§ **Work required**
The entries follow. Copy every line in which "arrow" appears.

§ **Exercise data**
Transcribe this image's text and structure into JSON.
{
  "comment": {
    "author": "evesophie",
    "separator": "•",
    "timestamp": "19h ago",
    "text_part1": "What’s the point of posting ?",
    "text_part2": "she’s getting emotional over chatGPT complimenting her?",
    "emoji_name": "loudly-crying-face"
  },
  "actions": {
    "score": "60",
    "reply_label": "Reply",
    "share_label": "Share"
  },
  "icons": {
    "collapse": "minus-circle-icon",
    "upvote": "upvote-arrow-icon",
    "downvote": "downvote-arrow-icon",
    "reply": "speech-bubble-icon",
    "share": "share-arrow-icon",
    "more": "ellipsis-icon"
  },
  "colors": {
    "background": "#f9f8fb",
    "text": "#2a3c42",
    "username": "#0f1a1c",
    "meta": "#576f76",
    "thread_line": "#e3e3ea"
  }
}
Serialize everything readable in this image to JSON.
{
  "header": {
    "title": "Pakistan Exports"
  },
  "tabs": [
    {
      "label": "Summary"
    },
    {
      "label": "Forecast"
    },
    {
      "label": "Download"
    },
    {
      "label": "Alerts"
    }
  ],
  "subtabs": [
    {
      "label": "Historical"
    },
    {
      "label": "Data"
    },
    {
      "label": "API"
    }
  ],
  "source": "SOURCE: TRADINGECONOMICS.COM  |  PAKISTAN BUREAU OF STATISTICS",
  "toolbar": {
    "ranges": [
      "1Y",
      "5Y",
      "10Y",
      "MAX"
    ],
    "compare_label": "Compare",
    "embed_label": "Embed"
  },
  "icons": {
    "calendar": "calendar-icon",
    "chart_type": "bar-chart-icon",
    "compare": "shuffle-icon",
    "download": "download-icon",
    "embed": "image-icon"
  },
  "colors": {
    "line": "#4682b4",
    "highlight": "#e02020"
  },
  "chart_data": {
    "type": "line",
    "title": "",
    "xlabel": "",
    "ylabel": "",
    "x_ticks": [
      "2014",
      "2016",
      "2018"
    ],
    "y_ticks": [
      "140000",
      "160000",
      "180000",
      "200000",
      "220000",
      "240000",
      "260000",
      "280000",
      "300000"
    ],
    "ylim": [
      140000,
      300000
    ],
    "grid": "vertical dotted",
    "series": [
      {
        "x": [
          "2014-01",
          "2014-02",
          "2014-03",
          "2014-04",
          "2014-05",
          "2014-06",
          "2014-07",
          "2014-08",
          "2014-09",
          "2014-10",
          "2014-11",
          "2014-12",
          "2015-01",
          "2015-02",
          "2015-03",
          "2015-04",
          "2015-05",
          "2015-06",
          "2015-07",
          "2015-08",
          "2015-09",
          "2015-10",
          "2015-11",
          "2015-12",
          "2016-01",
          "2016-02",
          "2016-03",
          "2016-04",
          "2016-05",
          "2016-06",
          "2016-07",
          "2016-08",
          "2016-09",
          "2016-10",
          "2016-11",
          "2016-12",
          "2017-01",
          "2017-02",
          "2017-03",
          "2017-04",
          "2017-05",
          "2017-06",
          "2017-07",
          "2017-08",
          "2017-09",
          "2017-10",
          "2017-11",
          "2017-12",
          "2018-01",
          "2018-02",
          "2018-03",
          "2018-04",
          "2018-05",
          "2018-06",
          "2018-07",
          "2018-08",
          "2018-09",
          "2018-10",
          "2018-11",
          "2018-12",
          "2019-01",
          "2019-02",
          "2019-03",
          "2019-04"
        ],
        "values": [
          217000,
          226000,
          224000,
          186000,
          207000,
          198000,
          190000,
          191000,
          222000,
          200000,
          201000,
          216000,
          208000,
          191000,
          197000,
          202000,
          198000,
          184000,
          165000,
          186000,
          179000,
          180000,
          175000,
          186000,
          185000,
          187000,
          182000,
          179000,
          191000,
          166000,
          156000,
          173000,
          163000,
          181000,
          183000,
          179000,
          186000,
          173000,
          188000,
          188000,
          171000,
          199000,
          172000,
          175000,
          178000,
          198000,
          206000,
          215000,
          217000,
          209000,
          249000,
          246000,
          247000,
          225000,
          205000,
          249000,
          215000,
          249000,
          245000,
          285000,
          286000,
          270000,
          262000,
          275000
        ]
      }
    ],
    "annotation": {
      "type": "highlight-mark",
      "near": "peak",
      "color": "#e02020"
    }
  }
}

§ **Expected answer**
    "upvote": "upvote-arrow-icon",
    "downvote": "downvote-arrow-icon",
    "share": "share-arrow-icon",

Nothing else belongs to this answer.